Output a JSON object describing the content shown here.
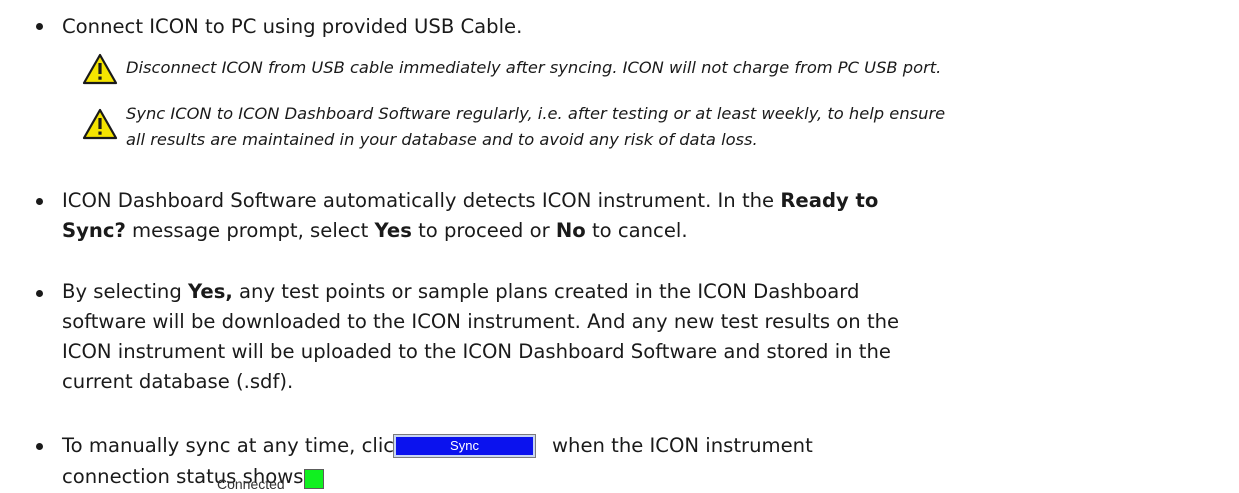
{
  "bullets": [
    {
      "text": "Connect ICON to PC using provided USB Cable."
    },
    {
      "segments": [
        "ICON Dashboard Software automatically detects ICON instrument. In the ",
        "Ready to",
        "Sync?",
        " message prompt, select ",
        "Yes",
        " to proceed or ",
        "No",
        " to cancel."
      ]
    },
    {
      "lead": "By selecting ",
      "bold": "Yes,",
      "lines": [
        " any test points or sample plans created in the ICON Dashboard",
        "software will be downloaded to the ICON instrument. And any new test results on the",
        "ICON instrument will be uploaded to the ICON Dashboard Software and stored in the",
        "current database (.sdf)."
      ]
    },
    {
      "before_button": "To manually sync at any time, click",
      "after_button": "when the ICON instrument",
      "before_status": "connection status shows"
    }
  ],
  "notes": [
    {
      "icon": "warning-triangle",
      "lines": [
        "Disconnect ICON from USB cable immediately after syncing. ICON will not charge from PC USB port."
      ]
    },
    {
      "icon": "warning-triangle",
      "lines": [
        "Sync ICON to ICON Dashboard Software regularly, i.e. after testing or at least weekly, to help ensure",
        "all results are maintained in your database and to avoid any risk of data loss."
      ]
    }
  ],
  "sync_button": {
    "label": "Sync",
    "color": "#0b12ee"
  },
  "connection_status": {
    "label": "Connected",
    "indicator_color": "#10f020"
  },
  "colors": {
    "warning_fill": "#f5e400",
    "warning_stroke": "#1a1a1a"
  }
}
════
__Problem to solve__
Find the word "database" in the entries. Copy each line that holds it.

__Output of the exercise__
        "current database (.sdf)."
        "all results are maintained in your database and to avoid any risk of data loss."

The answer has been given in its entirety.